■ **WHAT THE TASK ASKS**
Write out the listing below exactly, and omit any images you find in it.

■ **DATA EXCERPTS**
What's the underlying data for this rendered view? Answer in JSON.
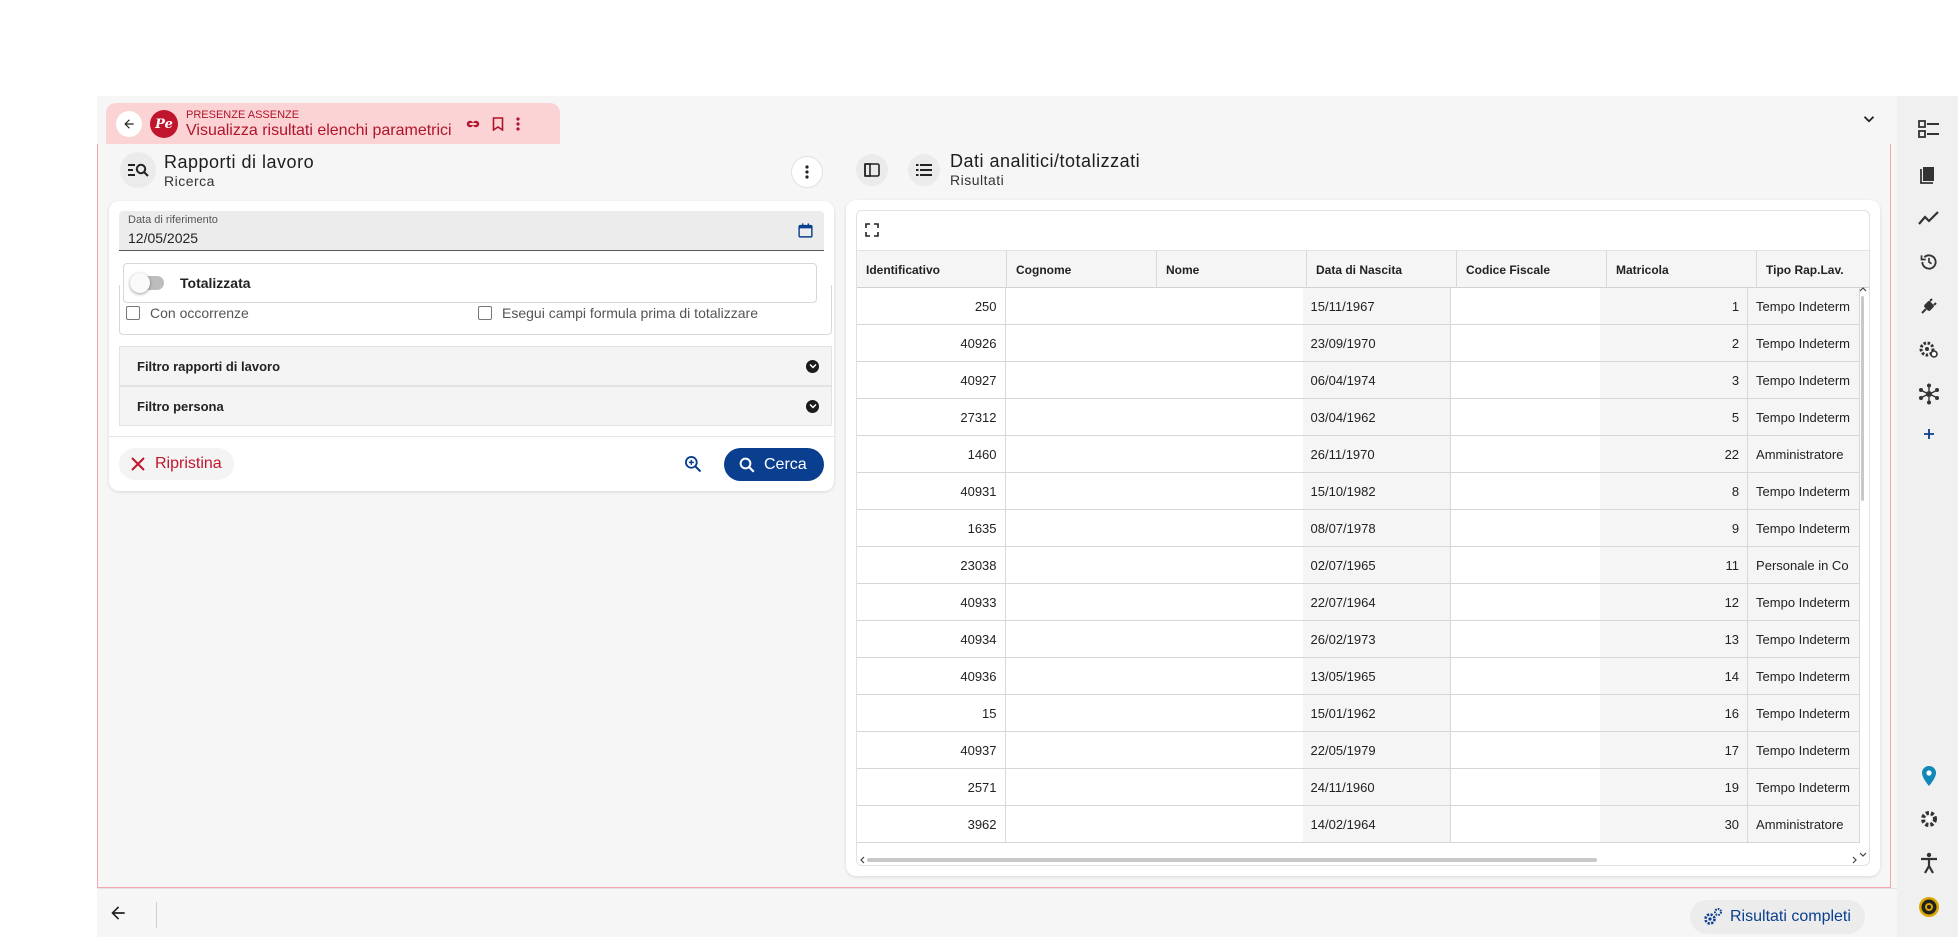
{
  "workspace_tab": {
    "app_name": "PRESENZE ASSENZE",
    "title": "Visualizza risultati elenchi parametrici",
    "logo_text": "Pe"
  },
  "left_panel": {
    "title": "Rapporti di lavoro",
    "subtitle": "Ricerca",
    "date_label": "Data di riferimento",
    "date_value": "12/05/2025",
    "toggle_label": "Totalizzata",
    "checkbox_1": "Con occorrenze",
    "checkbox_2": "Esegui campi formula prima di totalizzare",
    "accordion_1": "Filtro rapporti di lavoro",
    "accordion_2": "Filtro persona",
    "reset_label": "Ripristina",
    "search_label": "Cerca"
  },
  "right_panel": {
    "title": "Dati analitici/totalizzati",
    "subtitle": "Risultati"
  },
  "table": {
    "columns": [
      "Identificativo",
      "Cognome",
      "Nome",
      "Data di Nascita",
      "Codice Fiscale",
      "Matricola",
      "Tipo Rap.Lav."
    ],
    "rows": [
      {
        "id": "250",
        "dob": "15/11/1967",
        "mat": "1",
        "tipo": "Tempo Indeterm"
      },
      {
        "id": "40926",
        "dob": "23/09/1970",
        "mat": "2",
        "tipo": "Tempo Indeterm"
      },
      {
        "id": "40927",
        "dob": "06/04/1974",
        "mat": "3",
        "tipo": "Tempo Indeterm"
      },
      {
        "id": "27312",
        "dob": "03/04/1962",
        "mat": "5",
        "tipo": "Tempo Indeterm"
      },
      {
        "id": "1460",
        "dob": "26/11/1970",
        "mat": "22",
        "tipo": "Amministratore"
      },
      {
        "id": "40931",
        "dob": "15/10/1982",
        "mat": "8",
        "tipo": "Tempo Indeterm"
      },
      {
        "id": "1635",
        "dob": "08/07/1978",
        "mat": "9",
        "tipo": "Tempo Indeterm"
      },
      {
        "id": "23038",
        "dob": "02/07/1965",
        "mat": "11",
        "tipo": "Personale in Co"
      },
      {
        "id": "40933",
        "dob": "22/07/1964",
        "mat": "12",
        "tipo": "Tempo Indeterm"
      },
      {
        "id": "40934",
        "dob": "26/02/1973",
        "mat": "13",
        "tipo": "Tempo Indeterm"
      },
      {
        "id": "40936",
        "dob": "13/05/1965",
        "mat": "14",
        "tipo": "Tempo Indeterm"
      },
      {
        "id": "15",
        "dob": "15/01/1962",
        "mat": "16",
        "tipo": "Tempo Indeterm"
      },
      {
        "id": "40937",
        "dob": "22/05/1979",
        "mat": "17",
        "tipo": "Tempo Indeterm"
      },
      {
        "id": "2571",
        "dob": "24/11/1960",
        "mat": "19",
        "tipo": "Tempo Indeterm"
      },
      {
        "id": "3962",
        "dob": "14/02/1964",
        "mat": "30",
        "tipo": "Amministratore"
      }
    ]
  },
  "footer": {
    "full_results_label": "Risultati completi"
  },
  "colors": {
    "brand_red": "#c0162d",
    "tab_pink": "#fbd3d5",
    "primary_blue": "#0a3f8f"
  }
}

■ **FINISHED EXERCISE**
What's the underlying data for this rendered view? Answer in JSON.
{
  "workspace_tab": {
    "app_name": "PRESENZE ASSENZE",
    "title": "Visualizza risultati elenchi parametrici",
    "logo_text": "Pe"
  },
  "left_panel": {
    "title": "Rapporti di lavoro",
    "subtitle": "Ricerca",
    "date_label": "Data di riferimento",
    "date_value": "12/05/2025",
    "toggle_label": "Totalizzata",
    "checkbox_1": "Con occorrenze",
    "checkbox_2": "Esegui campi formula prima di totalizzare",
    "accordion_1": "Filtro rapporti di lavoro",
    "accordion_2": "Filtro persona",
    "reset_label": "Ripristina",
    "search_label": "Cerca"
  },
  "right_panel": {
    "title": "Dati analitici/totalizzati",
    "subtitle": "Risultati"
  },
  "table": {
    "columns": [
      "Identificativo",
      "Cognome",
      "Nome",
      "Data di Nascita",
      "Codice Fiscale",
      "Matricola",
      "Tipo Rap.Lav."
    ],
    "rows": [
      {
        "id": "250",
        "dob": "15/11/1967",
        "mat": "1",
        "tipo": "Tempo Indeterm"
      },
      {
        "id": "40926",
        "dob": "23/09/1970",
        "mat": "2",
        "tipo": "Tempo Indeterm"
      },
      {
        "id": "40927",
        "dob": "06/04/1974",
        "mat": "3",
        "tipo": "Tempo Indeterm"
      },
      {
        "id": "27312",
        "dob": "03/04/1962",
        "mat": "5",
        "tipo": "Tempo Indeterm"
      },
      {
        "id": "1460",
        "dob": "26/11/1970",
        "mat": "22",
        "tipo": "Amministratore"
      },
      {
        "id": "40931",
        "dob": "15/10/1982",
        "mat": "8",
        "tipo": "Tempo Indeterm"
      },
      {
        "id": "1635",
        "dob": "08/07/1978",
        "mat": "9",
        "tipo": "Tempo Indeterm"
      },
      {
        "id": "23038",
        "dob": "02/07/1965",
        "mat": "11",
        "tipo": "Personale in Co"
      },
      {
        "id": "40933",
        "dob": "22/07/1964",
        "mat": "12",
        "tipo": "Tempo Indeterm"
      },
      {
        "id": "40934",
        "dob": "26/02/1973",
        "mat": "13",
        "tipo": "Tempo Indeterm"
      },
      {
        "id": "40936",
        "dob": "13/05/1965",
        "mat": "14",
        "tipo": "Tempo Indeterm"
      },
      {
        "id": "15",
        "dob": "15/01/1962",
        "mat": "16",
        "tipo": "Tempo Indeterm"
      },
      {
        "id": "40937",
        "dob": "22/05/1979",
        "mat": "17",
        "tipo": "Tempo Indeterm"
      },
      {
        "id": "2571",
        "dob": "24/11/1960",
        "mat": "19",
        "tipo": "Tempo Indeterm"
      },
      {
        "id": "3962",
        "dob": "14/02/1964",
        "mat": "30",
        "tipo": "Amministratore"
      }
    ]
  },
  "footer": {
    "full_results_label": "Risultati completi"
  },
  "colors": {
    "brand_red": "#c0162d",
    "tab_pink": "#fbd3d5",
    "primary_blue": "#0a3f8f"
  }
}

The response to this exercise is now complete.